It places text on the page in whatever location the tag is. Each letter has a specific function. Any or all may be used. Upper case is required here.

T - send/receive control data using TTL port instead of rs-232 port.

R - wait for serial data response. (data is always transmitted)

E - echo response onto webpage at the tag's location.

N - send carriage return (ascii-13) at end of each string.

L - send linefeed (ascii-10) at end of each string.

B - set baud rate according to number that follows.

1 - 1200, 2 - 2400, 3 - 4800, 4 - 9600, 5 -19200, 6 -31250 (midi)

X - send out raw data as 'name=value' stings including escape sequences.


Initial Setup

Connect a terminal program at 9600 baud to the RS-232 (db9) connector. Power up the device.

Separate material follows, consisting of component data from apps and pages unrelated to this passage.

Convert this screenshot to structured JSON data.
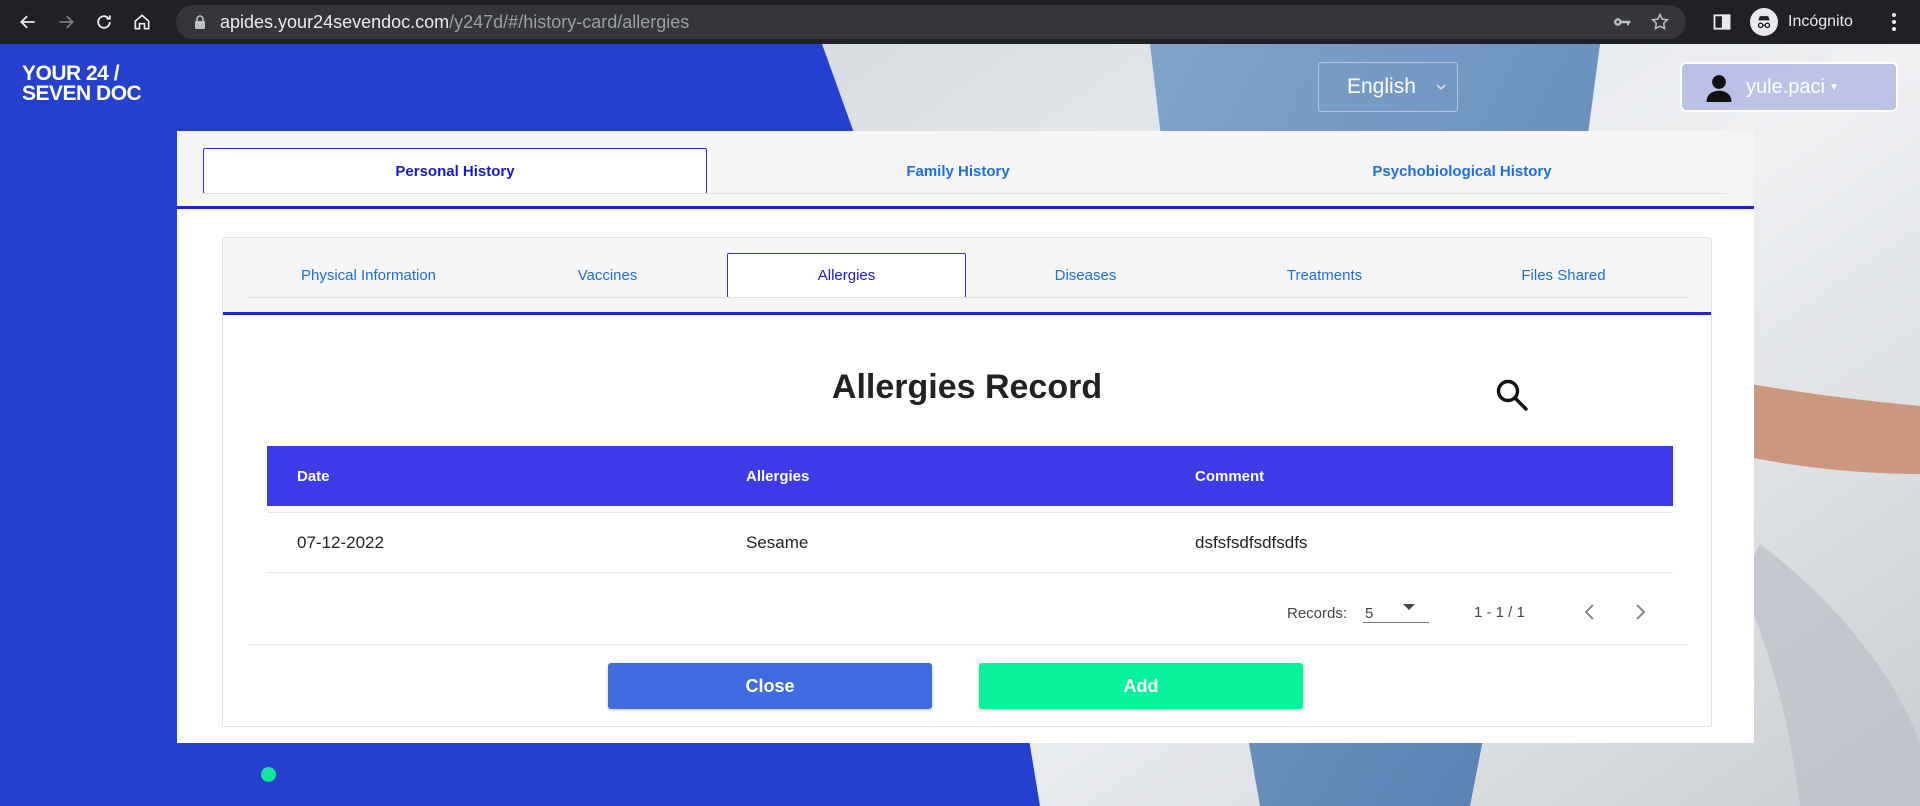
{
  "browser": {
    "url_host": "apides.your24sevendoc.com",
    "url_path": "/y247d/#/history-card/allergies",
    "profile_label": "Incógnito"
  },
  "header": {
    "logo_line1": "YOUR 24 /",
    "logo_line2": "SEVEN DOC",
    "language": "English",
    "username": "yule.paci"
  },
  "top_tabs": [
    {
      "label": "Personal History",
      "active": true
    },
    {
      "label": "Family History",
      "active": false
    },
    {
      "label": "Psychobiological History",
      "active": false
    }
  ],
  "sub_tabs": [
    {
      "label": "Physical Information",
      "active": false
    },
    {
      "label": "Vaccines",
      "active": false
    },
    {
      "label": "Allergies",
      "active": true
    },
    {
      "label": "Diseases",
      "active": false
    },
    {
      "label": "Treatments",
      "active": false
    },
    {
      "label": "Files Shared",
      "active": false
    }
  ],
  "record": {
    "title": "Allergies Record",
    "columns": [
      "Date",
      "Allergies",
      "Comment"
    ],
    "rows": [
      [
        "07-12-2022",
        "Sesame",
        "dsfsfsdfsdfsdfs"
      ]
    ]
  },
  "pagination": {
    "records_label": "Records:",
    "page_size": "5",
    "range": "1 - 1 / 1"
  },
  "buttons": {
    "close": "Close",
    "add": "Add"
  },
  "colors": {
    "brand_blue": "#2540cf",
    "table_header": "#3d3be8",
    "tab_accent": "#1f23d6",
    "close_button": "#3f6ae0",
    "add_button": "#06f29b"
  }
}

You should see a lot of data as it sends out the following sequence of commands to the 8266:

AT+RST (reset device)

AT+CIPMUX=1 (enable multiple users for server mode)

AT+CWMODE=3 (enable server and access point modes)

AT+CIPSERVER=1,80 (set standard server port)

AT+CWDHCP=2,1 (needed for Access Point mode)

After you see the 'OK!', hit the ESC key to get the terminal mode command prompt, then enter the following (everything is case sensitive)...

AT+CWLAP (you get an OK followed by a list of local access points)

Log into your access point (router) with the following...

AT+CWJAP="<your ssid>","<your password>"

Now find you assigned IP address. Both the Station and Access Point addresses will be listed.

AT+CIFSR ---- to see your assigned address (write it down)

You will now be automatically logged in to your router every time the device powers up.


Getting Loaded

This device works with a standard web page file in HTML format. You can preview the file just by double clicking it and viewing it in your browser. It gets loaded via the RS-232 port using a terminal program. We use TERM232 the from Industologic.

Make sure you are in terminal mode, full duplex, 9600 baud (see the NNN> command prompt), if not, hit ESC to get there. Now type *L<enter> and see the device echo '!'.

There are 2 ways to load in a file...

Have the terminal program wait about 20 milliseconds after sending each line.

- or -

Have the terminal program wait for a '!' before sending the next line.

In either case, you will see one '!' on the screen for each line sent. When they stop coming, hit ESC to get back to the device's terminal mode. Now hit *1<enter> to go to normal operation. Or power the unit down and back up. All of your log-in and the HTML file itself are saved.




This is what you do each time you power up the unit.

Wait for the start up sequence to complete --- 'OK!' You do not need the computer connected, just wait about 20 seconds and you should be running.

Now, open your browser and enter the address (something like 192.168.0.nn) and you should see the webpage load.

You are now 'live', any control you activate will result in its 'value' parameter string being sent out as serial data. You can put the device into Terminal Mode at any time by hitting the ESC key. You should see a prompt with the version number.


From here you can enter any commands directly into the 8266. If the browser tries to load a page at this time, you will see several lines of text that constitute a GET command for the page, but the device is not processing it, so the page will not be sent.

You have 3 options to return to normal operation:

*1<enter> goes back to normal operation

*2<enter> same as '1' but outputs trace information (see source code for meaning).

*3<enter> nornal operation with all text echoed via RS-232 port. You see all of the transactions between this device and the web browser. This can be very educational but does slow up the operation.



* * * * * * * *





Home network: Feed data into our home network. Data is sent directly to individual modules via a TTL to Xnet interface. Here is the HTML file. To download it without losing all the normal cr/lf markers, view THIS FILE and cut and paste the contents into a text editor (Notepad). After that, rename the file to HTM.


If you find a nifty use for this device, you can send us a short description along with the webpage (html file) and we will include it here.

You comments and questions are welcomed --- <>